8. Lee Michaels - Lee Michaels (A&M, 1969) - Lee Michaels went from California wanna-be pop star who looked like Davy Jones to this strange period, where he grew out his hair and paired up with drummer Frosty, who looked to be about 300 pounds. That's it. Pretty radical for a major label LP and they recorded a cool mix of heavy drums and bluesy screaming. Tim loved these records because of the drum breaks, some of which go on for like 3 minutes. It is pretty live sounding and raw, with Lee Michaels playing piano guitar and bass.
9. Groundhogs - Who will Save The World? (United Artists, 1972) - The Groundhogs were a really unique band, definitely blues-based but they have some proggy elements, a bit of Cream a bit of King Crimson sometimes. I like the vocals on this record a lot and the band sound a lot looser and janglier than others, his voice is deep and scratchy. Their track "Cherry Red" is also a classic hard rock song, from the LP Split.
10. 14 Iced Bears - In The Beginning (Slumberland, 2001) - This doesn't fit too well with the above but who gives a fuck. They were sort of shoegazer underdogs, never even close to as famous as Ride and all that lot, though they had more unique pop sensibilities. Never on a major label either, so they could remain in our indie hearts forever, recently compiled again on Slumberland, which is fitting as they are home to brit-like bands The Aislers Set, Henry's Dress etc.
Telefon Tel Aviv
Telefon Tel Aviv are the next generation of ambient electronic music, melting glitchy textures with R&B beats to reate a wholly unique approach to the laptop sound. Their debut album, Farenheit Fair Enough (Hefty, 2001) found the duo making their first attempts at blending acoustic tones with synthetic rhythms and melodies. Their new album, Map of What is Effortless (Hefty), finds Telefon Tel Aviv furthering their dancey experiments in electro-organic techno, incorporating more vocals and lush instrumentation. Map of What is Effortless will be out in January, 2004.
1. Outkast - Speakerboxxx/The Love Below - What more can be said about this record other than "Thank God!" It's pretty much making the world a better place to live in.
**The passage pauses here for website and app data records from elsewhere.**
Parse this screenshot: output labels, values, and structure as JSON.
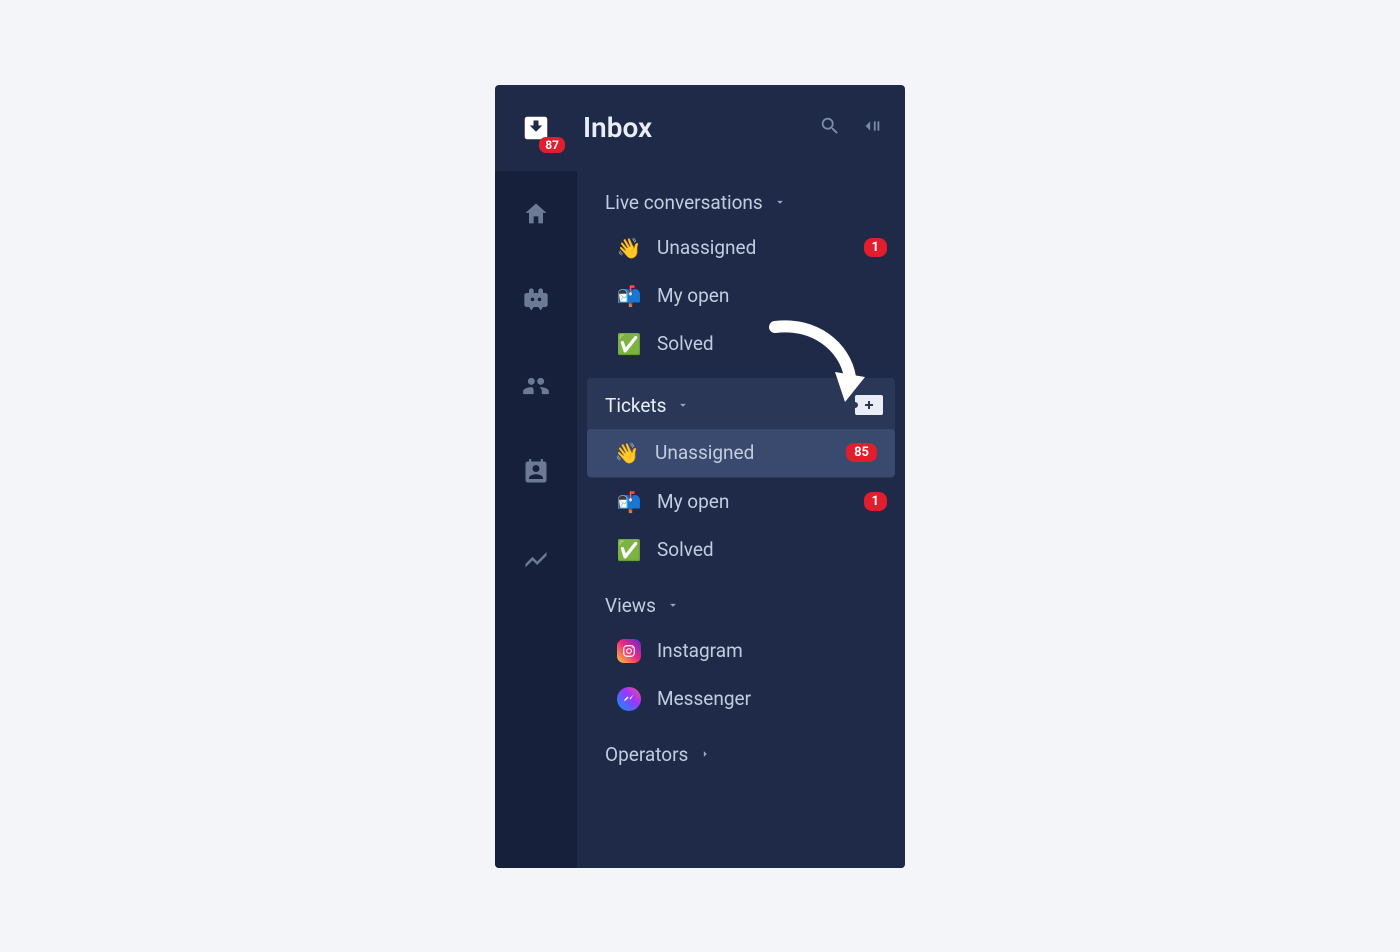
{
  "header": {
    "title": "Inbox",
    "inbox_badge": "87"
  },
  "sections": {
    "live": {
      "title": "Live conversations",
      "items": [
        {
          "emoji": "👋",
          "label": "Unassigned",
          "badge": "1"
        },
        {
          "emoji": "📬",
          "label": "My open",
          "badge": ""
        },
        {
          "emoji": "✅",
          "label": "Solved",
          "badge": ""
        }
      ]
    },
    "tickets": {
      "title": "Tickets",
      "items": [
        {
          "emoji": "👋",
          "label": "Unassigned",
          "badge": "85"
        },
        {
          "emoji": "📬",
          "label": "My open",
          "badge": "1"
        },
        {
          "emoji": "✅",
          "label": "Solved",
          "badge": ""
        }
      ]
    },
    "views": {
      "title": "Views",
      "items": [
        {
          "label": "Instagram"
        },
        {
          "label": "Messenger"
        }
      ]
    },
    "operators": {
      "title": "Operators"
    }
  }
}
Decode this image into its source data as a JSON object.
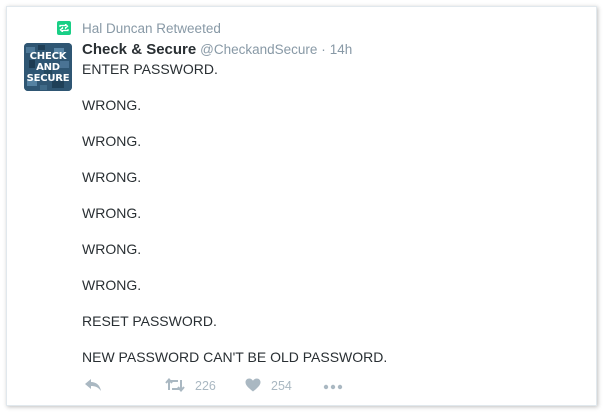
{
  "retweet_context": {
    "icon": "retweet-icon",
    "text": "Hal Duncan Retweeted",
    "badge_color": "#19cf86"
  },
  "tweet": {
    "avatar": {
      "line1": "CHECK",
      "line2": "AND",
      "line3": "SECURE"
    },
    "fullname": "Check & Secure",
    "username": "@CheckandSecure",
    "separator": "·",
    "time": "14h",
    "lines": [
      "ENTER PASSWORD.",
      "WRONG.",
      "WRONG.",
      "WRONG.",
      "WRONG.",
      "WRONG.",
      "WRONG.",
      "RESET PASSWORD.",
      "NEW PASSWORD CAN'T BE OLD PASSWORD."
    ],
    "actions": {
      "reply_icon": "reply-icon",
      "retweet_icon": "retweet-icon",
      "retweet_count": "226",
      "like_icon": "heart-icon",
      "like_count": "254",
      "more_icon": "more-icon"
    }
  },
  "colors": {
    "text": "#292f33",
    "muted": "#8899a6",
    "action": "#aab8c2"
  }
}
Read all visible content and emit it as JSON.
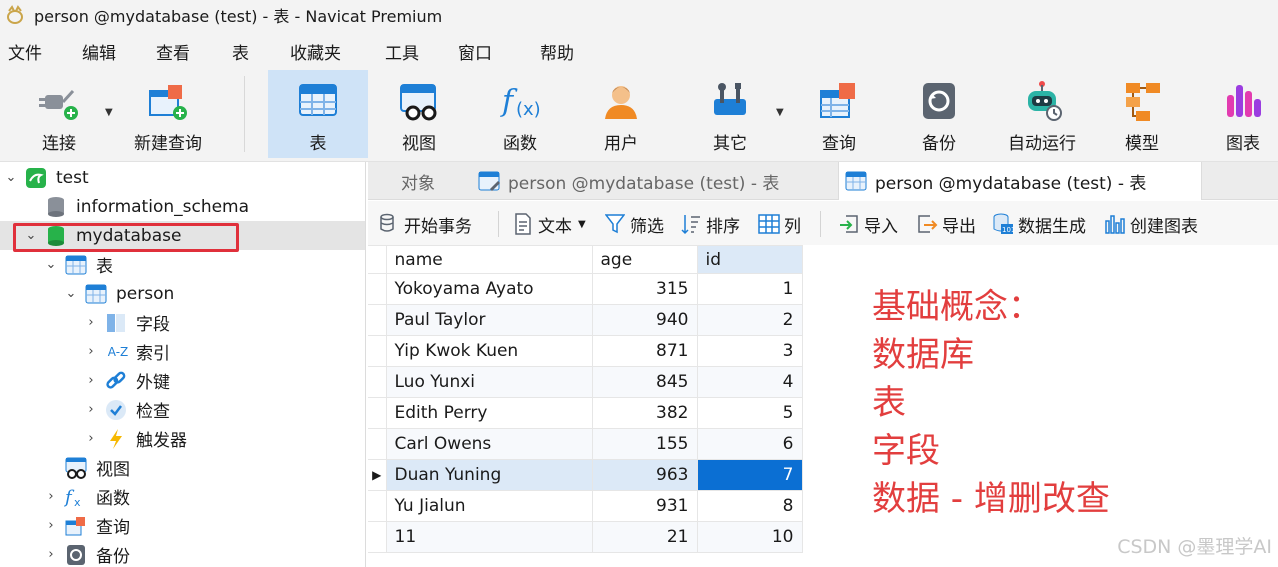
{
  "window": {
    "title": "person @mydatabase (test) - 表 - Navicat Premium"
  },
  "menu": [
    "文件",
    "编辑",
    "查看",
    "表",
    "收藏夹",
    "工具",
    "窗口",
    "帮助"
  ],
  "toolbar": {
    "connect": "连接",
    "new_query": "新建查询",
    "table": "表",
    "view": "视图",
    "function": "函数",
    "user": "用户",
    "other": "其它",
    "query": "查询",
    "backup": "备份",
    "automation": "自动运行",
    "model": "模型",
    "chart": "图表"
  },
  "tree": {
    "connection": "test",
    "db_info": "information_schema",
    "db_selected": "mydatabase",
    "tables_group": "表",
    "table_person": "person",
    "fields": "字段",
    "indexes": "索引",
    "foreign_keys": "外键",
    "checks": "检查",
    "triggers": "触发器",
    "views": "视图",
    "functions": "函数",
    "queries": "查询",
    "backups": "备份",
    "index_badge": "A-Z"
  },
  "tabs": {
    "objects": "对象",
    "tab1": "person @mydatabase (test) - 表",
    "tab2": "person @mydatabase (test) - 表"
  },
  "subbar": {
    "begin_tx": "开始事务",
    "text": "文本",
    "filter": "筛选",
    "sort": "排序",
    "columns": "列",
    "import": "导入",
    "export": "导出",
    "generate": "数据生成",
    "create_chart": "创建图表"
  },
  "grid": {
    "headers": [
      "name",
      "age",
      "id"
    ],
    "rows": [
      [
        "Yokoyama Ayato",
        "315",
        "1"
      ],
      [
        "Paul Taylor",
        "940",
        "2"
      ],
      [
        "Yip Kwok Kuen",
        "871",
        "3"
      ],
      [
        "Luo Yunxi",
        "845",
        "4"
      ],
      [
        "Edith Perry",
        "382",
        "5"
      ],
      [
        "Carl Owens",
        "155",
        "6"
      ],
      [
        "Duan Yuning",
        "963",
        "7"
      ],
      [
        "Yu Jialun",
        "931",
        "8"
      ],
      [
        "11",
        "21",
        "10"
      ]
    ]
  },
  "annotation": {
    "line1": "基础概念：",
    "line2": "数据库",
    "line3": "表",
    "line4": "字段",
    "line5": "数据 - 增删改查"
  },
  "watermark": "CSDN @墨理学AI",
  "colors": {
    "accent_blue": "#0b6fd3",
    "selection_blue": "#dce9f7",
    "annotation_red": "#e23e3e",
    "highlight_box_red": "#e0303b"
  }
}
2. The nation of Italy - Italy is flawless. The people are the shit. The art and architecture is amazing. I dont even want to start talking about the food.
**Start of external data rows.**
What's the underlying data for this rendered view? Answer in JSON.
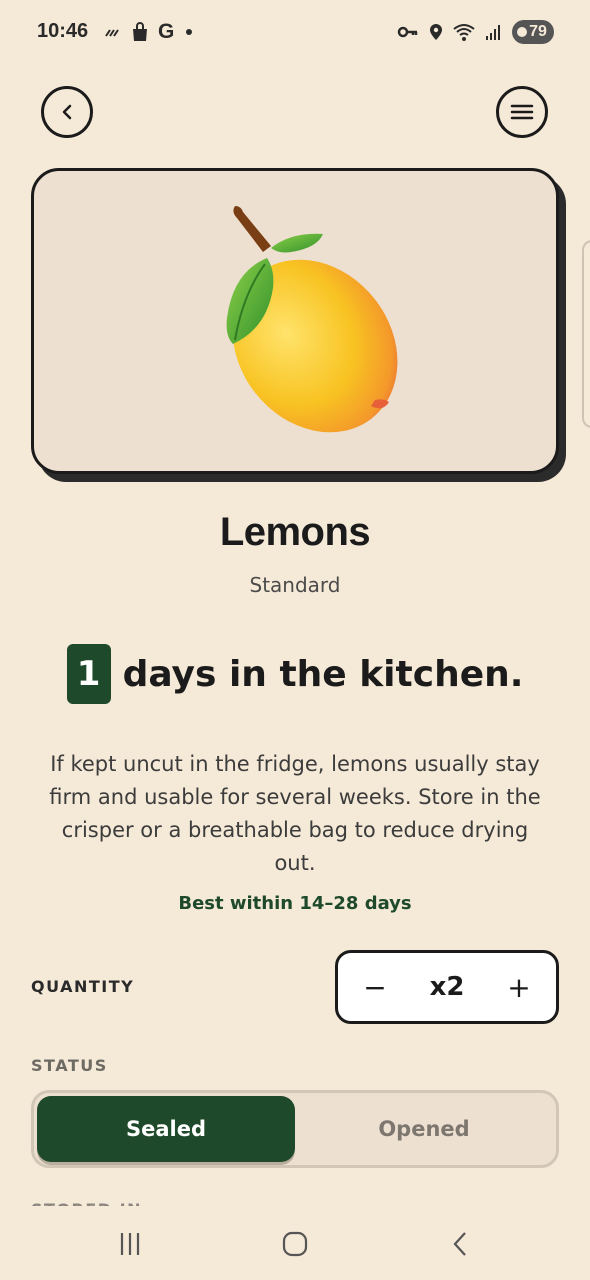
{
  "status_bar": {
    "time": "10:46",
    "carrier_letter": "G",
    "battery": "79"
  },
  "product": {
    "name": "Lemons",
    "variant": "Standard",
    "emoji_icon": "lemon-icon"
  },
  "shelf_life": {
    "days": "1",
    "days_suffix": "days in the kitchen.",
    "description": "If kept uncut in the fridge, lemons usually stay firm and usable for several weeks. Store in the crisper or a breathable bag to reduce drying out.",
    "best_within": "Best within 14–28 days"
  },
  "quantity": {
    "label": "QUANTITY",
    "decrement": "−",
    "value": "x2",
    "increment": "+"
  },
  "status": {
    "label": "STATUS",
    "options": [
      "Sealed",
      "Opened"
    ],
    "selected": "Sealed"
  },
  "next_section": {
    "label": "STORED IN"
  },
  "colors": {
    "background": "#f5e9d7",
    "accent_green": "#1e4a2b",
    "card": "#ede0d1"
  }
}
3. Bark Psychosis - Codename/Dustsucker - This band released one brilliant LP in the early nineties titled Hex. Then they disappeared. We heard they were gonna do a new album and were a bit skeptical. We're glad to say we were wrong. The new ep is great. Dark, lush, beautiful!
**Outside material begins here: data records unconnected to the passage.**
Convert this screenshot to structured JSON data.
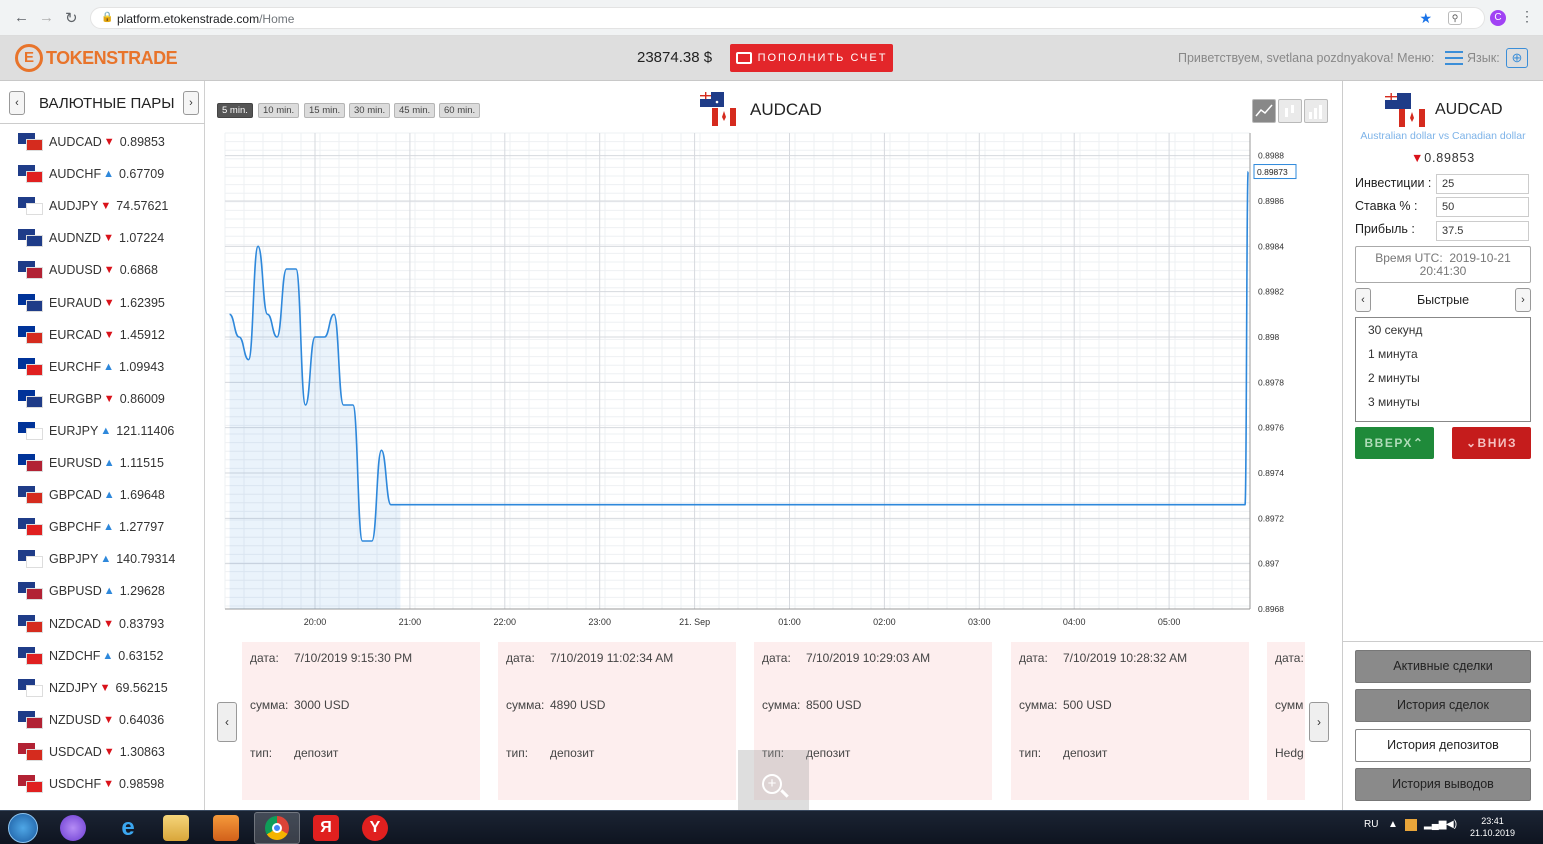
{
  "browser": {
    "url_host": "platform.etokenstrade.com",
    "url_path": "/Home",
    "profile_initial": "C"
  },
  "header": {
    "logo_text": "TOKENSTRADE",
    "balance": "23874.38 $",
    "deposit_label": "ПОПОЛНИТЬ СЧЕТ",
    "greeting": "Приветствуем, svetlana pozdnyakova! Меню:",
    "lang_label": "Язык:"
  },
  "sidebar": {
    "title": "ВАЛЮТНЫЕ ПАРЫ",
    "pairs": [
      {
        "name": "AUDCAD",
        "dir": "down",
        "value": "0.89853",
        "c1": "#1f3c88",
        "c2": "#d52b1e"
      },
      {
        "name": "AUDCHF",
        "dir": "up",
        "value": "0.67709",
        "c1": "#1f3c88",
        "c2": "#e02020"
      },
      {
        "name": "AUDJPY",
        "dir": "down",
        "value": "74.57621",
        "c1": "#1f3c88",
        "c2": "#ffffff"
      },
      {
        "name": "AUDNZD",
        "dir": "down",
        "value": "1.07224",
        "c1": "#1f3c88",
        "c2": "#1f3c88"
      },
      {
        "name": "AUDUSD",
        "dir": "down",
        "value": "0.6868",
        "c1": "#1f3c88",
        "c2": "#b22234"
      },
      {
        "name": "EURAUD",
        "dir": "down",
        "value": "1.62395",
        "c1": "#003399",
        "c2": "#1f3c88"
      },
      {
        "name": "EURCAD",
        "dir": "down",
        "value": "1.45912",
        "c1": "#003399",
        "c2": "#d52b1e"
      },
      {
        "name": "EURCHF",
        "dir": "up",
        "value": "1.09943",
        "c1": "#003399",
        "c2": "#e02020"
      },
      {
        "name": "EURGBP",
        "dir": "down",
        "value": "0.86009",
        "c1": "#003399",
        "c2": "#1f3c88"
      },
      {
        "name": "EURJPY",
        "dir": "up",
        "value": "121.11406",
        "c1": "#003399",
        "c2": "#ffffff"
      },
      {
        "name": "EURUSD",
        "dir": "up",
        "value": "1.11515",
        "c1": "#003399",
        "c2": "#b22234"
      },
      {
        "name": "GBPCAD",
        "dir": "up",
        "value": "1.69648",
        "c1": "#1f3c88",
        "c2": "#d52b1e"
      },
      {
        "name": "GBPCHF",
        "dir": "up",
        "value": "1.27797",
        "c1": "#1f3c88",
        "c2": "#e02020"
      },
      {
        "name": "GBPJPY",
        "dir": "up",
        "value": "140.79314",
        "c1": "#1f3c88",
        "c2": "#ffffff"
      },
      {
        "name": "GBPUSD",
        "dir": "up",
        "value": "1.29628",
        "c1": "#1f3c88",
        "c2": "#b22234"
      },
      {
        "name": "NZDCAD",
        "dir": "down",
        "value": "0.83793",
        "c1": "#1f3c88",
        "c2": "#d52b1e"
      },
      {
        "name": "NZDCHF",
        "dir": "up",
        "value": "0.63152",
        "c1": "#1f3c88",
        "c2": "#e02020"
      },
      {
        "name": "NZDJPY",
        "dir": "down",
        "value": "69.56215",
        "c1": "#1f3c88",
        "c2": "#ffffff"
      },
      {
        "name": "NZDUSD",
        "dir": "down",
        "value": "0.64036",
        "c1": "#1f3c88",
        "c2": "#b22234"
      },
      {
        "name": "USDCAD",
        "dir": "down",
        "value": "1.30863",
        "c1": "#b22234",
        "c2": "#d52b1e"
      },
      {
        "name": "USDCHF",
        "dir": "down",
        "value": "0.98598",
        "c1": "#b22234",
        "c2": "#e02020"
      }
    ]
  },
  "chart": {
    "timeframes": [
      "5 min.",
      "10 min.",
      "15 min.",
      "30 min.",
      "45 min.",
      "60 min."
    ],
    "active_timeframe": "5 min.",
    "pair": "AUDCAD"
  },
  "chart_data": {
    "type": "area",
    "title": "AUDCAD",
    "x_ticks": [
      "20:00",
      "21:00",
      "22:00",
      "23:00",
      "21. Sep",
      "01:00",
      "02:00",
      "03:00",
      "04:00",
      "05:00"
    ],
    "y_ticks": [
      "0.8988",
      "0.8986",
      "0.8984",
      "0.8982",
      "0.898",
      "0.8978",
      "0.8976",
      "0.8974",
      "0.8972",
      "0.897",
      "0.8968"
    ],
    "ylim": [
      0.8968,
      0.8989
    ],
    "current_value": "0.89873",
    "series": [
      {
        "x": [
          "19:06",
          "19:12",
          "19:18",
          "19:24",
          "19:30",
          "19:36",
          "19:42",
          "19:48",
          "19:54",
          "20:00",
          "20:06",
          "20:12",
          "20:18",
          "20:24",
          "20:30",
          "20:36",
          "20:42",
          "20:48",
          "20:54",
          "21:00",
          "21:06",
          "21:12",
          "22:00",
          "23:00",
          "00:00",
          "01:00",
          "02:00",
          "03:00",
          "04:00",
          "05:00",
          "05:48",
          "05:50"
        ],
        "values": [
          0.8981,
          0.898,
          0.8979,
          0.8984,
          0.8981,
          0.898,
          0.8983,
          0.8983,
          0.8977,
          0.898,
          0.898,
          0.8981,
          0.8977,
          0.8977,
          0.8971,
          0.8971,
          0.8975,
          0.89726,
          0.89726,
          0.89726,
          0.89726,
          0.89726,
          0.89726,
          0.89726,
          0.89726,
          0.89726,
          0.89726,
          0.89726,
          0.89726,
          0.89726,
          0.89726,
          0.89873
        ]
      }
    ],
    "grid": true
  },
  "cards": [
    {
      "date_label": "дата:",
      "date": "7/10/2019 9:15:30 PM",
      "sum_label": "сумма:",
      "sum": "3000 USD",
      "type_label": "тип:",
      "type": "депозит"
    },
    {
      "date_label": "дата:",
      "date": "7/10/2019 11:02:34 AM",
      "sum_label": "сумма:",
      "sum": "4890 USD",
      "type_label": "тип:",
      "type": "депозит"
    },
    {
      "date_label": "дата:",
      "date": "7/10/2019 10:29:03 AM",
      "sum_label": "сумма:",
      "sum": "8500 USD",
      "type_label": "тип:",
      "type": "депозит"
    },
    {
      "date_label": "дата:",
      "date": "7/10/2019 10:28:32 AM",
      "sum_label": "сумма:",
      "sum": "500 USD",
      "type_label": "тип:",
      "type": "депозит"
    },
    {
      "date_label": "дата:",
      "date": "",
      "sum_label": "сумм",
      "sum": "",
      "type_label": "Hedg",
      "type": ""
    }
  ],
  "right": {
    "pair": "AUDCAD",
    "subtitle": "Australian dollar vs Canadian dollar",
    "rate": "0.89853",
    "invest_label": "Инвестиции :",
    "invest_value": "25",
    "rate_label": "Ставка % :",
    "rate_value": "50",
    "profit_label": "Прибыль :",
    "profit_value": "37.5",
    "time_label": "Время UTC:",
    "time_date": "2019-10-21",
    "time_clock": "20:41:30",
    "mode": "Быстрые",
    "options": [
      "30 секунд",
      "1 минута",
      "2 минуты",
      "3 минуты"
    ],
    "up_label": "ВВЕРХ",
    "down_label": "ВНИЗ",
    "actions": [
      "Активные сделки",
      "История сделок",
      "История депозитов",
      "История выводов"
    ]
  },
  "taskbar": {
    "lang": "RU",
    "time": "23:41",
    "date": "21.10.2019"
  },
  "colors": {
    "accent_blue": "#2e88db",
    "brand_orange": "#e8742b",
    "down_red": "#d9121a",
    "up_green": "#1f8a3a"
  }
}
4. The Broken Wrist Project - This is a really unique style of book that pairs contemporary visual artists and writers together. Get one for your coffee table today. Hours of visual and reading enjoyment guaranteed. www.brokenwristproject.com.
5. Jambalaya's Po-Boys - Two brothers come from our town to bring great New Orleans delicacies to the spice-challenged Chicago. Try the shrimp/oyster combo po-boy!
6. The Black Dahlia Murder - Striking a blow for the liberty of metal! These guys are unbelievable. Keeping it classic, mixing elements of death and thrash metal. Check out the record Unhallowed.
7. Cybergun fully automatic electrically operated air soft gun - Okay, what the hell is this you're asking. Josh got it from a friend of ours for his birthday. On the front of the box it states "Mission: Defender of World Peace". This thing takes 4 AA batteries, and brings the ruckus. You can also go to the website and get them in the Desert Eagle, and Taurus models. www.softairusa.com.
8. Cafe Bustello - Cuban style espresso ground coffee. This stuff is rocket fuel. It propels us through our days.
9. R.C. Pro-Am - Classic nintendo game we rediscovered. Been wasting massive amounts of time on it ever since.
10. Deuce Mcallister - The only thing the New Orleans Saints have going. Sorry boys.
By Dusted Magazine